With the exam season looming (and the results of new GCSEs looking less predictable than the country's future government), I've been reflecting on how my students have been prepared for a new specification where their two GCSE grades for English rest on four exams. Mocks and exam practise have played a large part in this.
In terms of the process of mocks overall, they're clearly nothing new. Even with the old specification, students would have the dry-runs of exam day- with most schools scheduling mock 'seasons' to help students feel more used to the panic. But how much use are mock exams? What do the students get from these apart from more panic ahead of the final exams? And how can we make the process more beneficial?
When I read Alex Quigley's (@huntingenglish) 'The Confident Teacher' earlier this year, I found an idea that would help with the questions above: the mock wrapper. Essentially, this is a self-evaluation that students fill in at three stages in the mock process: just before they sit the mock, the lesson after the mock and when they get their feedback. Overall, it aims to help students see that sitting a mock exam is more than just practising exam timings- if we help them to reflect effectively then it is a chance for them to prepare more effectively.
When trialling this with my current Year 11 class, I started by putting together a document that would ask questions to prompt students to evaluate their preparation and performance overall. You can see some examples below, though the template is also available to download here.
Firstly, I found the comments students added useful when I was marking their mock papers. It allowed me to support students in their revision by giving further support. For some this involved notes on their wrapper; for others it might mean a verbal conversation in class. It also allowed me to see who had been listening to the top tips I'd given them for revision. For example, the fact that so many were focusing their revision on revising quotations for an exam where it was more important that they know the text more holistically made me consider how I'd get them to realise this in future lessons (before they wasted more time on revising areas that weren't needed). Likewise, it also informed my teaching in terms of considering how to teach them revision skills: though this has always been something I've tried to embed into lessons, the feedback on these forms meant that I could plan future revision-based lessons to be more effective for these specific students.

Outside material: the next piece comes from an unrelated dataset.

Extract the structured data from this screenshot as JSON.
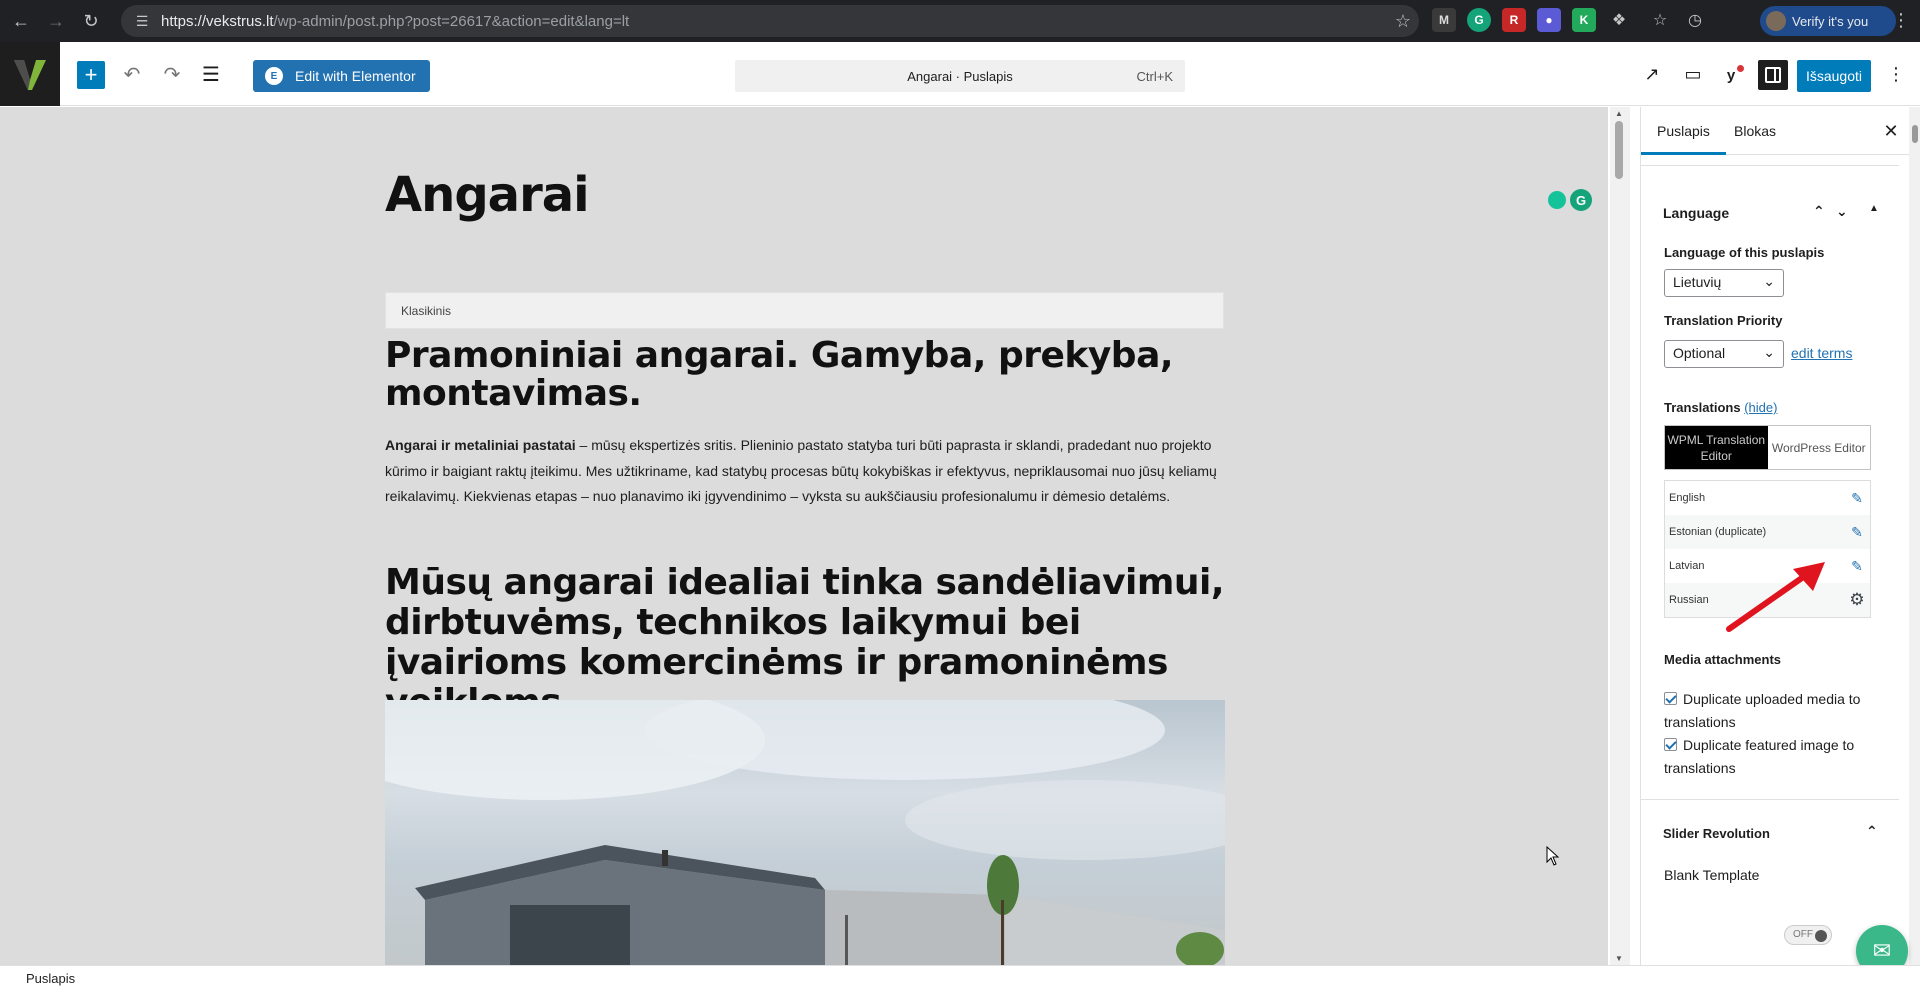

It also let me know where they thought their weaknesses were after they'd completed the mock- which could then inform the written feedback I gave for the mock. It might be that I'd direct them to a model we'd used in previous lessons to help them work on the area they lacked confidence in, or I might note how they'd actually done well in an area they thought would need improvement- therefore helping them to recognise their own successes.
The final section students filled in as they responded to their feedback, so I had to ensure that the mocks were stuck into books to allow me to look at these and use my findings to inform my teaching. This allowed me to check their understanding of my feedback, along with responses to questions that I'd written on their mocks, as well as letting me check to see if they were confident on how to then improve their revision processes and future responses- meaning that I could again have verbal conversations with any students who I felt needed more support.
I found the wrappers to be effective in helping both myself and my students to reflect more effectively on the whole mock process- meaning that they could use it to improve their revision and I could use it to make the precious few lessons left more tailored to my students' needs.
However, it does need to be said that students have to be told that they need to be honest- otherwise some students are bound to see this as an opportunity to impress by writing a hyperbolic account of the gargantuan mound of revision they've completed in order to be ready for the mock. There was also the danger of the middle rating (3/5) when I asked them to rank their feelings/confidence- so much so that I might consider using phrases that mean less students 'play it safe' by picking a rating that sits on the fence.
Overall, I thought that using this strategy (again, thanks to Alex Quigley for suggesting it in his book- no plug intended) definitely made the mock process more meaningful than a chance to practise sitting still for more than an hour.